- Let the liquid stand for 5 minutes then discard the water at the top. You should see a thick white paste at the bottom – this is potato starch. You will need it for the potato pancake batter.
- Add the grated and drained potatoes, reserved potato starch, egg, and nutmeg to a large bowl. Season the batter with salt and pepper and stir with a spoon until combined.
- Pour a couple of tablespoons of oil into a frying pan over medium or medium-high heat (it depends on how powerful your stovetop is). When your pan is hot enough, scoop about 1 heaped tablespoon of batter per pancake, flatten each pancake into rounds about 1/4 – 1/3 inch (1/2 – 3/4 cm) thick. Cook until golden then flip over and cook on the other side until golden. Don’t cook them over too high heat or they will be browned on the outside but raw in the middle. Transfer to a plate lined with paper towels to drain the excess fat (if you want your pancakes more crispy, drain them on a wire rack).

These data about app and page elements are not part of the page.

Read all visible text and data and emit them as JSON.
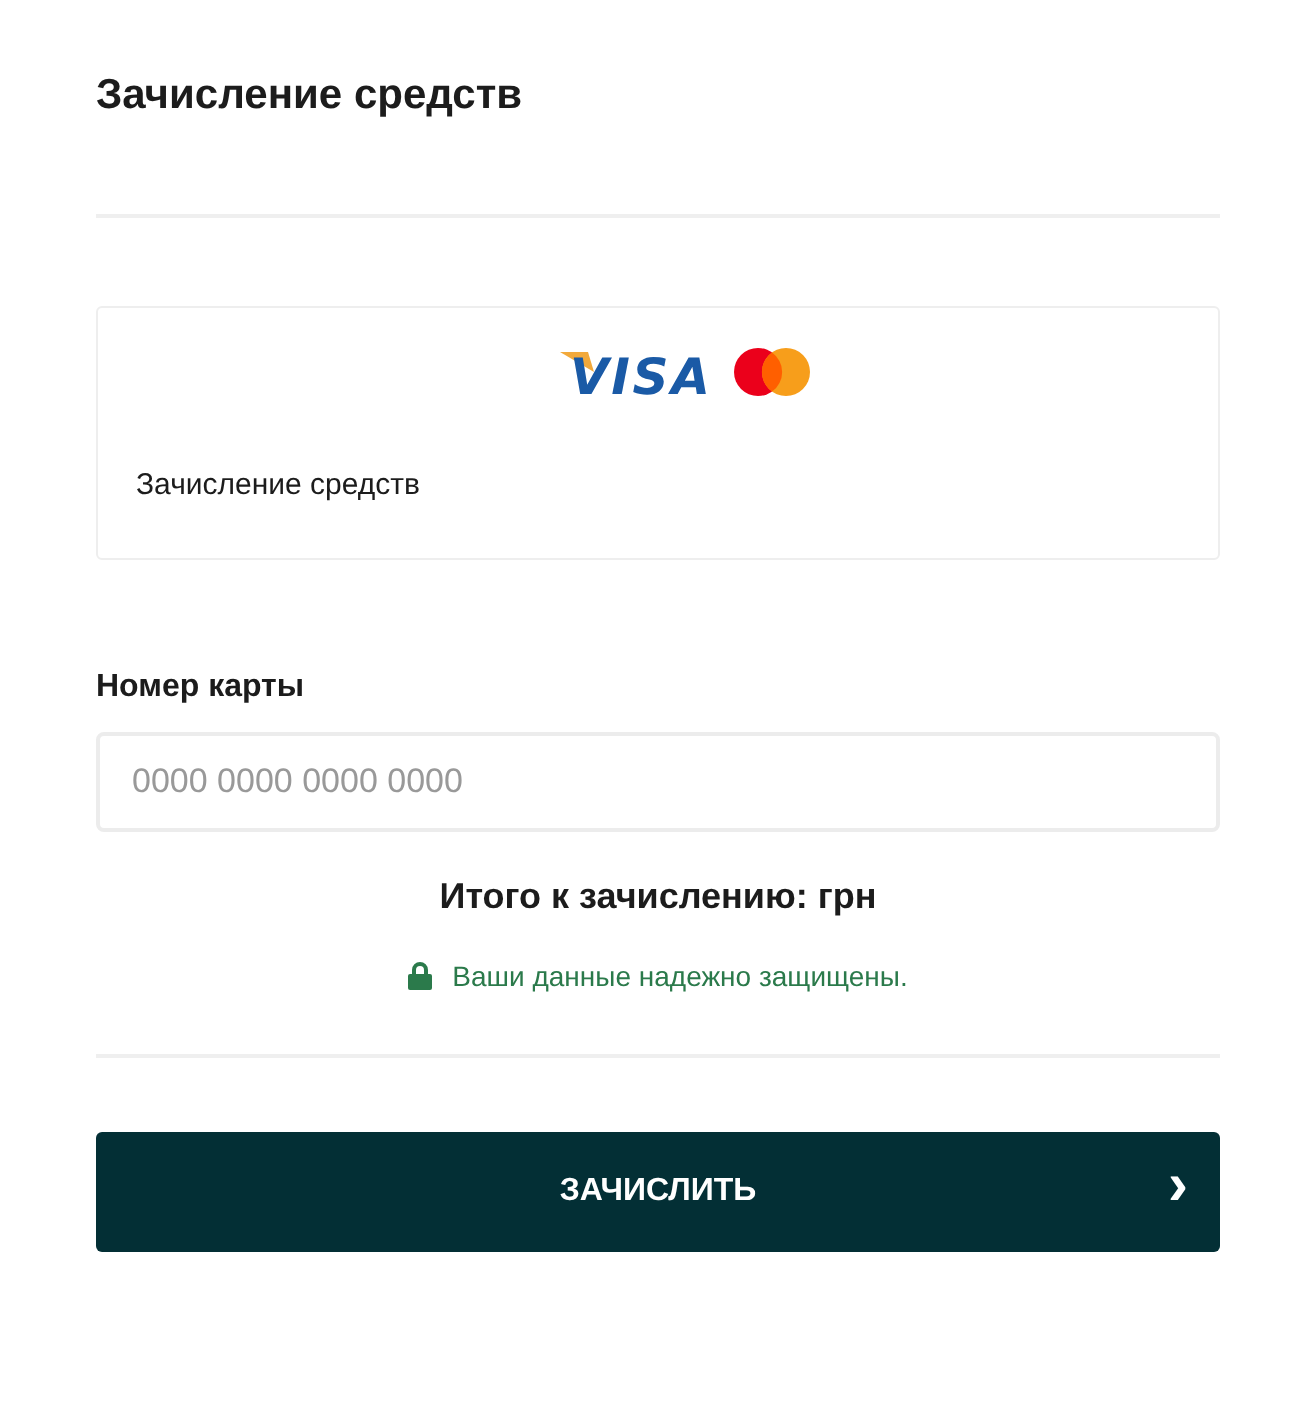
{
  "title": "Зачисление средств",
  "payment_method": {
    "logo_text": "VISA",
    "label": "Зачисление средств"
  },
  "card_field": {
    "label": "Номер карты",
    "placeholder": "0000 0000 0000 0000"
  },
  "total": "Итого к зачислению: грн",
  "security_note": "Ваши данные надежно защищены.",
  "submit_button": {
    "label": "ЗАЧИСЛИТЬ",
    "arrow": "›"
  }
}
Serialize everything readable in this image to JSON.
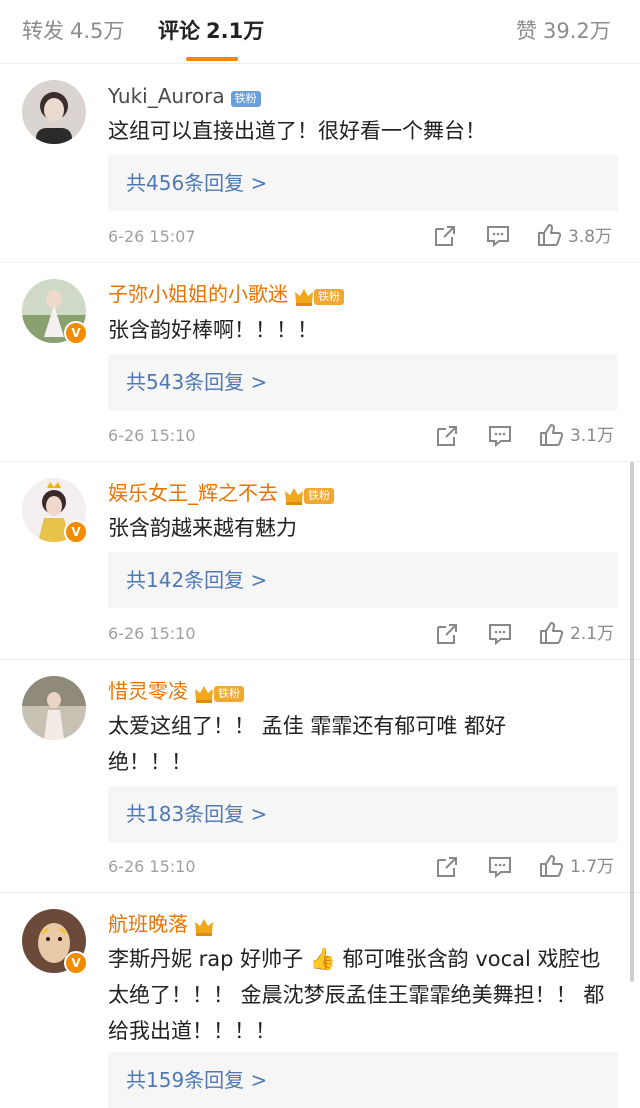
{
  "tabs": [
    {
      "label": "转发",
      "count": "4.5万"
    },
    {
      "label": "评论",
      "count": "2.1万"
    },
    {
      "label": "赞",
      "count": "39.2万"
    }
  ],
  "colors": {
    "accent": "#ff8200",
    "vip_name": "#eb7300",
    "link": "#4e79b5"
  },
  "comments": [
    {
      "user": "Yuki_Aurora",
      "fan_badge": "铁粉",
      "text": "这组可以直接出道了！很好看一个舞台！",
      "reply_label": "共456条回复 >",
      "time": "6-26 15:07",
      "likes": "3.8万"
    },
    {
      "user": "子弥小姐姐的小歌迷",
      "fan_badge": "铁粉",
      "text": "张含韵好棒啊！！！！",
      "reply_label": "共543条回复 >",
      "time": "6-26 15:10",
      "likes": "3.1万"
    },
    {
      "user": "娱乐女王_辉之不去",
      "fan_badge": "铁粉",
      "text": "张含韵越来越有魅力",
      "reply_label": "共142条回复 >",
      "time": "6-26 15:10",
      "likes": "2.1万"
    },
    {
      "user": "惜灵零凌",
      "fan_badge": "铁粉",
      "text": "太爱这组了！！ 孟佳 霏霏还有郁可唯 都好绝！！！",
      "reply_label": "共183条回复 >",
      "time": "6-26 15:10",
      "likes": "1.7万"
    },
    {
      "user": "航班晚落",
      "fan_badge": "",
      "text": "李斯丹妮 rap 好帅子 👍 郁可唯张含韵 vocal 戏腔也太绝了！！！ 金晨沈梦辰孟佳王霏霏绝美舞担！！ 都给我出道！！！！",
      "reply_label": "共159条回复 >",
      "time": "",
      "likes": ""
    }
  ],
  "icons": {
    "share": "share-icon",
    "comment": "comment-icon",
    "like": "thumbs-up-icon",
    "verified": "v-verified-icon",
    "crown": "crown-icon"
  }
}
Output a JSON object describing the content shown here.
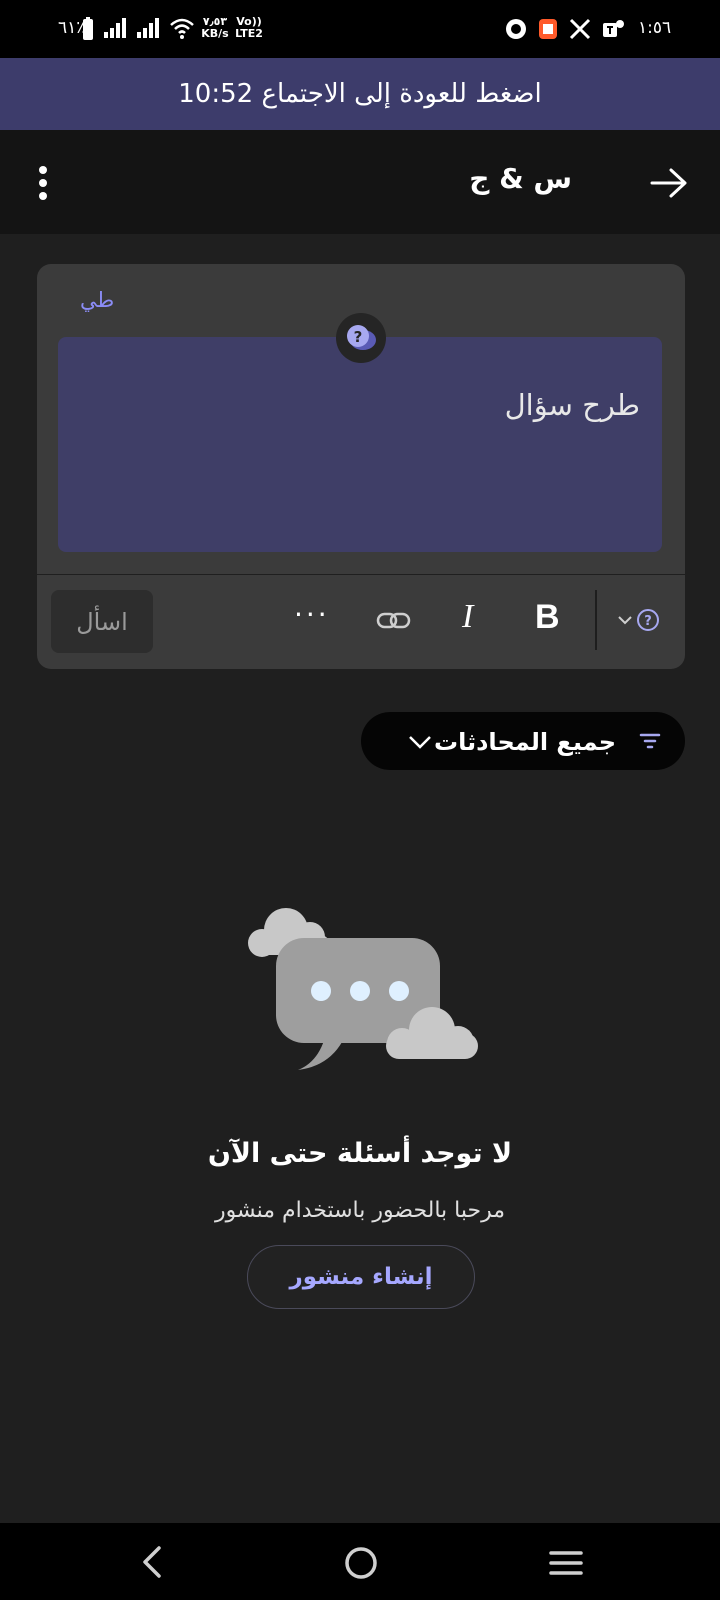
{
  "status_bar": {
    "battery": "٦١٪",
    "net_speed_value": "٧٫٥٣",
    "net_speed_unit": "KB/s",
    "volte_label": "Vo))",
    "lte_label": "LTE2",
    "time": "١:٥٦"
  },
  "banner": {
    "text": "اضغط للعودة إلى الاجتماع 10:52"
  },
  "header": {
    "title": "س & ج"
  },
  "compose": {
    "user_tag": "طي",
    "placeholder": "طرح سؤال",
    "ask_label": "اسأل",
    "bold_label": "B",
    "italic_label": "I",
    "more_label": "···"
  },
  "filter": {
    "label": "جميع المحادثات"
  },
  "empty_state": {
    "title": "لا توجد أسئلة حتى الآن",
    "subtitle": "مرحبا بالحضور باستخدام منشور",
    "create_label": "إنشاء منشور"
  },
  "colors": {
    "accent": "#8b8cf5",
    "banner": "#3d3c6b",
    "input_bg": "#3f3e67",
    "background": "#1f1f1f"
  }
}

- Serve with sour cream and/or applesauce.
- If you have forgotten to reserve the water from squeezing the potatoes and you don’t have the potato starch, you can add about 1 tablespoon of store-bought potato starch to the batter.
- How to grate potatoes: it depends on your preferences. You can grate them on the small holes of a box grater, on the large holes of a box grater, or even half on the small and half on the large holes. They are all delicious and a little bit different. I personally prefer the last option. Small holes are more traditional. I don’t recommend blending the potatoes in a food processor/blender to a mash. It can be done but I’m not a fan of such potato pancakes. See for yourself what you like best!
- Calories = 1 serving (1/2 of the recipe). This is only an estimate!